"Ideally, we would've been able to find another lefty," Hoyer said Wednesday. "We haven't matched up yet. I think it's safe to say it's something we'll be looking to do during the first part of the season to try to find another lefty. Russell is a very good left-hander, but having two would make life easier for Dale [Sveum]."
Castillo, 22, was selected last December in the Rule 5 Draft from the Phillies, and the converted shortstop will be making the jump from Class A to the big leagues. This spring, the right-hander appeared in 11 games, giving up five earned runs on 12 hits and 10 walks over 13 innings.
Dolis, 24, was charged with one run on three hits and six walks over 10 innings in nine Cactus League games. He spent last season at Double-A Tennessee, where he was 8-5 with a 3.22 ERA in 51 games, including four starts.
Camp was claimed off waivers from the Blue Jays this spring. He appeared in 11 games total, and gave up five runs on 16 hits and five walks over 14 1/3 innings.
Rodrigo Lopez was in Chicago for Wednesday's workout and projected as the long man in the bullpen, but he will not be on the Opening Day roster.
New touches at Wrigley in time for season
CHICAGO -- There was the smell of fresh paint around Wrigley Field on Wednesday as crews put the finishing touches on the ballpark in preparation for Opening Day.
The new LED scoreboard in right field is installed and was being tested on the eve of the Cubs' opener Thursday against the Nationals. Three rows of seats have been removed in right field, and a new patio area has been created. It will hold 150 people, and groups can purchase the entire section or portions of the area for games.
The players also have a new area under the left field bleachers for soft toss and hitting off a batting tee before games. Before, there was only the batting cage under right field.
The Cubs' baseball operations staff returned from Mesa, Ariz., and Spring Training to their new office on Clark Street which has been converted from a parking garage and storage into a lofty modern and functional facility. It will hold 155 people; the previous space behind home plate inside Wrigley Field could barely accommodate 100 and staff often used the conference room for office space.
"This space has been energizing for everybody," said Crane Kenney, the Cubs president of baseball operations.
"The way our office is set up now, we have offices around the perimeter and cubicles in the middle, which will make it a close, collegial atmosphere," Cubs general manager Jed Hoyer said. "We spend a lot of time together, and we need to enjoy that time. We have to figure out ways to add to the debate and discussion and I think having the office set up that way makes a big difference. Being in one long hallway without a central meeting place isn't that conducive to a good debate."
There are other benefits as well.

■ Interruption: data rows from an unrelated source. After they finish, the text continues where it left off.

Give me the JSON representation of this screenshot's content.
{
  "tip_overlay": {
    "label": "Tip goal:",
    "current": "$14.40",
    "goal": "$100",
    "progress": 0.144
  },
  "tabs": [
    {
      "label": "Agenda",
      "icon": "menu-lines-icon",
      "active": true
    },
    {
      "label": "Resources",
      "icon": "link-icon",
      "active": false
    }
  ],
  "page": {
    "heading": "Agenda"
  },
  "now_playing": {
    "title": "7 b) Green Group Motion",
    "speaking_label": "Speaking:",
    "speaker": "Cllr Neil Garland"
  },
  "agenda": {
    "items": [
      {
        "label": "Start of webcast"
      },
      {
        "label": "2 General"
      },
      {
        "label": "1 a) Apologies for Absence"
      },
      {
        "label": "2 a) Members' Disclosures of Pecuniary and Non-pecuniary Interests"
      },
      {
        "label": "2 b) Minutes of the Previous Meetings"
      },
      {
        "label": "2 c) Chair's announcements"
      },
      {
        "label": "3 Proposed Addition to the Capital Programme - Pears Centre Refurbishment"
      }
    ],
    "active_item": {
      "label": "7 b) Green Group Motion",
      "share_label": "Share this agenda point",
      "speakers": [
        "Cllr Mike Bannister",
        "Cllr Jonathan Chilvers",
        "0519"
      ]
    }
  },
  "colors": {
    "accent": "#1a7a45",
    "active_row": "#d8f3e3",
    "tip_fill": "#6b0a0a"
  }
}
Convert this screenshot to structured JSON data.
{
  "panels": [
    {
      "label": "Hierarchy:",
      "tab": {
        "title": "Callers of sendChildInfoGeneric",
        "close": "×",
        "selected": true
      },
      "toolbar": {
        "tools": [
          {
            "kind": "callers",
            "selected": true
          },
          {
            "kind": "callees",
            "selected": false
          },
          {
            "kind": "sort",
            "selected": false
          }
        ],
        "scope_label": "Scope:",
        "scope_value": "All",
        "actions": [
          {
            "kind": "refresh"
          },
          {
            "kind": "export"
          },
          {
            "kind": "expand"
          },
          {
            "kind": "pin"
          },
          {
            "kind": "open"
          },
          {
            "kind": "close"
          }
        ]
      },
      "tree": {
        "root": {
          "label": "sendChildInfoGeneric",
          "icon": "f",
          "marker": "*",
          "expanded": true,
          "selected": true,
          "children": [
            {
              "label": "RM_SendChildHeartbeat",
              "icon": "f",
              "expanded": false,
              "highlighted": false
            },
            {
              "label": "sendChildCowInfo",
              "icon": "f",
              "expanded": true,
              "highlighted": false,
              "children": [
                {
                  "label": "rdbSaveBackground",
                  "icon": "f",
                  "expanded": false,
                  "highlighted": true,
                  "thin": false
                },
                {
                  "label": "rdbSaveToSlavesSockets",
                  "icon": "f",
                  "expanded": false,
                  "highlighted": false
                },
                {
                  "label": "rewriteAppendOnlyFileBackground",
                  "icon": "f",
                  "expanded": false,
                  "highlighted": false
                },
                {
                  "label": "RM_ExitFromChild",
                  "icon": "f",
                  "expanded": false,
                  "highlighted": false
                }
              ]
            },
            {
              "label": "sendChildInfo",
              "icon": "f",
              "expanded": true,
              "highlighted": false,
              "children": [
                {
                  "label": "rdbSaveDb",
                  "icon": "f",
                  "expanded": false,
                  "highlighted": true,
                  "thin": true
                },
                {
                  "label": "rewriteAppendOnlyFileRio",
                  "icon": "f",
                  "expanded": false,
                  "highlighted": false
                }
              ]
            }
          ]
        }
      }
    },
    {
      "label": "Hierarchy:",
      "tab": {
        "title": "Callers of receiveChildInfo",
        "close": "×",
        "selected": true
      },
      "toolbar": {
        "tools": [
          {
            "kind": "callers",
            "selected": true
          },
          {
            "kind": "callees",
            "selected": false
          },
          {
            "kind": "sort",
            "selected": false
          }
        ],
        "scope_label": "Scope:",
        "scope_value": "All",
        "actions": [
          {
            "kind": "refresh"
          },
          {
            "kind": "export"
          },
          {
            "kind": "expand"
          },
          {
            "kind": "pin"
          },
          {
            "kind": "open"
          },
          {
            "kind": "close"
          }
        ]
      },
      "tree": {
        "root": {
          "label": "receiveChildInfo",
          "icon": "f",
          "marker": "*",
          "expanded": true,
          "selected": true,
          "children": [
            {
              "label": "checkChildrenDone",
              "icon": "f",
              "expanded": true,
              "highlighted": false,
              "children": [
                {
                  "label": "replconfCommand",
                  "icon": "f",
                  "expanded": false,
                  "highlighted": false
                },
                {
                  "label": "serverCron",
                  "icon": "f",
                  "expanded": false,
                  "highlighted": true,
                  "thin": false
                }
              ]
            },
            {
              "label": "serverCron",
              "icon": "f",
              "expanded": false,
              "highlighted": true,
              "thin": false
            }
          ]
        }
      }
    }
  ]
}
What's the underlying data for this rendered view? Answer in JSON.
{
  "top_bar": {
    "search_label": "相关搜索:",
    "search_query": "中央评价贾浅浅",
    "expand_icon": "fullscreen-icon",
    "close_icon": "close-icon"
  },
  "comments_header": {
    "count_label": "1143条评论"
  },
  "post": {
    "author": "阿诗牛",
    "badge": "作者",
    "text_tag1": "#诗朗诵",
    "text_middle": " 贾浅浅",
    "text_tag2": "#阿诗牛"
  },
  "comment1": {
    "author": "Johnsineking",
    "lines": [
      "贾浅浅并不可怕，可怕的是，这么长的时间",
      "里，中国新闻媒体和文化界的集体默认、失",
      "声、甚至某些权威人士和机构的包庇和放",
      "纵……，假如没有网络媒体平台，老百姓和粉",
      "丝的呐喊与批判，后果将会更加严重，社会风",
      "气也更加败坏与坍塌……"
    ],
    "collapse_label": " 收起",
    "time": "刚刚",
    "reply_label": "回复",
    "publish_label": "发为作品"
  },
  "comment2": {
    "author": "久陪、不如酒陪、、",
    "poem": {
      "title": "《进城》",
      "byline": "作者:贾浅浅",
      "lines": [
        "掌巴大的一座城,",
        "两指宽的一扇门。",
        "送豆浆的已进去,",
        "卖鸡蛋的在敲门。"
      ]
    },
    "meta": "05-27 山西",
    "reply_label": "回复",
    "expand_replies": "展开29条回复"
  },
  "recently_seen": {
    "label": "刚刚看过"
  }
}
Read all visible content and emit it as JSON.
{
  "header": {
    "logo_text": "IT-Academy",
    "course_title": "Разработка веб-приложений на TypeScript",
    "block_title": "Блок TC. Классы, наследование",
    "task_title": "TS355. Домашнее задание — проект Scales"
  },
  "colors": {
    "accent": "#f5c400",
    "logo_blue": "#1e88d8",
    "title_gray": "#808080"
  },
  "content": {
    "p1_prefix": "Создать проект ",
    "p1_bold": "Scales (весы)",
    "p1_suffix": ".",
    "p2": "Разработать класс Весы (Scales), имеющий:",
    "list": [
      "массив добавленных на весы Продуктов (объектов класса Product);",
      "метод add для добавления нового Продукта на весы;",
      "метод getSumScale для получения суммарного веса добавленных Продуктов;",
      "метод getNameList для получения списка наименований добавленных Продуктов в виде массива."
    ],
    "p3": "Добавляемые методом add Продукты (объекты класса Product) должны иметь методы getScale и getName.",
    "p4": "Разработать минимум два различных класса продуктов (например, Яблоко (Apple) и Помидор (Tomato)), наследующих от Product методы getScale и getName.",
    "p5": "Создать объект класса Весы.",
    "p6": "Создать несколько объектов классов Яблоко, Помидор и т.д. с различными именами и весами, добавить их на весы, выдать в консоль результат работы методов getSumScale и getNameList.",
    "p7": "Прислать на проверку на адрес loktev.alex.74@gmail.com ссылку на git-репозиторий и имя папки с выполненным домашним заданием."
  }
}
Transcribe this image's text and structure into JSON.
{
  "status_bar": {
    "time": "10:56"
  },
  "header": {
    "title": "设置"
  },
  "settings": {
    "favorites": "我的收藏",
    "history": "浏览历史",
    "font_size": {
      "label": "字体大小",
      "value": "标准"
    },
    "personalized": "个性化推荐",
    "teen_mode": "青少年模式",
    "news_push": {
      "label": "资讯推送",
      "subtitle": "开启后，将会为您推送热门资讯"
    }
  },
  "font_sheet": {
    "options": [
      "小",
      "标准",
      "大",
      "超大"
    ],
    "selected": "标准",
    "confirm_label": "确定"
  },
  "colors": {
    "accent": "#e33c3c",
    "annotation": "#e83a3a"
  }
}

"It's nice -- no mice, so that's a good start," Hoyer said.
Carrie Muskat is a reporter for MLB.com. She writes a blog, Muskat Ramblings, and you can follow her on Twitter@CarrieMuskat. This story was not subject to the approval of Major League Baseball or its clubs.